WORK ITEM >> Return only those lines of the material that contain "index".

[Opening DATA section]

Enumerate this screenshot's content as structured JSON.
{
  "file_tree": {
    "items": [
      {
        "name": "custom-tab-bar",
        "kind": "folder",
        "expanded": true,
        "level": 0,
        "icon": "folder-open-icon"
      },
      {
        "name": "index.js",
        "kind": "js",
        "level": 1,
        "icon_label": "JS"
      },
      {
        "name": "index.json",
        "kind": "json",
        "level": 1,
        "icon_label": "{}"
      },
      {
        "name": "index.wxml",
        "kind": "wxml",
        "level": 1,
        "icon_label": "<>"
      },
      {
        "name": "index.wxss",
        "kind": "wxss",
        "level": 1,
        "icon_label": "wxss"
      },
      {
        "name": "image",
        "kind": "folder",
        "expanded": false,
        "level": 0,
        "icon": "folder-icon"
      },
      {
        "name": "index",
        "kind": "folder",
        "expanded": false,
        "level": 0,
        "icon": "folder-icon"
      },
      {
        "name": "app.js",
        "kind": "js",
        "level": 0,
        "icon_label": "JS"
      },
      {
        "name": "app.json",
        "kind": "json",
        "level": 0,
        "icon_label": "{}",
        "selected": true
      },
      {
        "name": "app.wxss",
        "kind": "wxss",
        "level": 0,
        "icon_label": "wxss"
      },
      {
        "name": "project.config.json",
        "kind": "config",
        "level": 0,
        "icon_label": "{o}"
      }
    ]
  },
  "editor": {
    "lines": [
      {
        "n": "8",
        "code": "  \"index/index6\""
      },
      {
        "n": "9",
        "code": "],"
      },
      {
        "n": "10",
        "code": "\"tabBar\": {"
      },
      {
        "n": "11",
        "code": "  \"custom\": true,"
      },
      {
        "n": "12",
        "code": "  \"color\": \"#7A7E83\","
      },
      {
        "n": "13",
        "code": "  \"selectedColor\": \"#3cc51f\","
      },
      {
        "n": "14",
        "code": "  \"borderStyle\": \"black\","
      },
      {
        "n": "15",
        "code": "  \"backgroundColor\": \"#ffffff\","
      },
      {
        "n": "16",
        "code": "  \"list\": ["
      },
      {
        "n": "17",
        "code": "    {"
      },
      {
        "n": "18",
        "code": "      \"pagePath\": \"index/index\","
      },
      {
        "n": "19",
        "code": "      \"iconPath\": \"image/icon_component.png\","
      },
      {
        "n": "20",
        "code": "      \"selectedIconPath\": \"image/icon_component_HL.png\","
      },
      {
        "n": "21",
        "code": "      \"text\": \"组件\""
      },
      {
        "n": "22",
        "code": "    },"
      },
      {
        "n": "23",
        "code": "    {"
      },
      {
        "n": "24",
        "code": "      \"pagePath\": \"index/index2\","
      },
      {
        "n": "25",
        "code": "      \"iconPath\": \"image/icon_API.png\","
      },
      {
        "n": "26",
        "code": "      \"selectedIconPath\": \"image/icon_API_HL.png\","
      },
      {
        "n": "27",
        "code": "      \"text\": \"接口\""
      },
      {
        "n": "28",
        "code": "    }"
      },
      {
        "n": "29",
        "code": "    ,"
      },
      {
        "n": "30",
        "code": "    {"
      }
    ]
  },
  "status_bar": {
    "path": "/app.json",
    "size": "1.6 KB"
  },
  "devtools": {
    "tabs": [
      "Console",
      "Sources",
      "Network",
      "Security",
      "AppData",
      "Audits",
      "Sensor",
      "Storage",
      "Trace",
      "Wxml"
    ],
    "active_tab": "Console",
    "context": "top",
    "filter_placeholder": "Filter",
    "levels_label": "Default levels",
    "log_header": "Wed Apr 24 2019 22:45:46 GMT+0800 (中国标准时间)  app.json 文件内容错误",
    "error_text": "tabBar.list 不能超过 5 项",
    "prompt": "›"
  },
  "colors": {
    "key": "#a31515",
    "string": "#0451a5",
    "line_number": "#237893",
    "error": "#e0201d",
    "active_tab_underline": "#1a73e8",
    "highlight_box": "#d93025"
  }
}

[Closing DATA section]

REPLY >>
        "name": "index.js",
        "name": "index.json",
        "name": "index.wxml",
        "name": "index.wxss",
        "name": "index",
        "code": "  \"index/index6\""
        "code": "      \"pagePath\": \"index/index\","
        "code": "      \"pagePath\": \"index/index2\","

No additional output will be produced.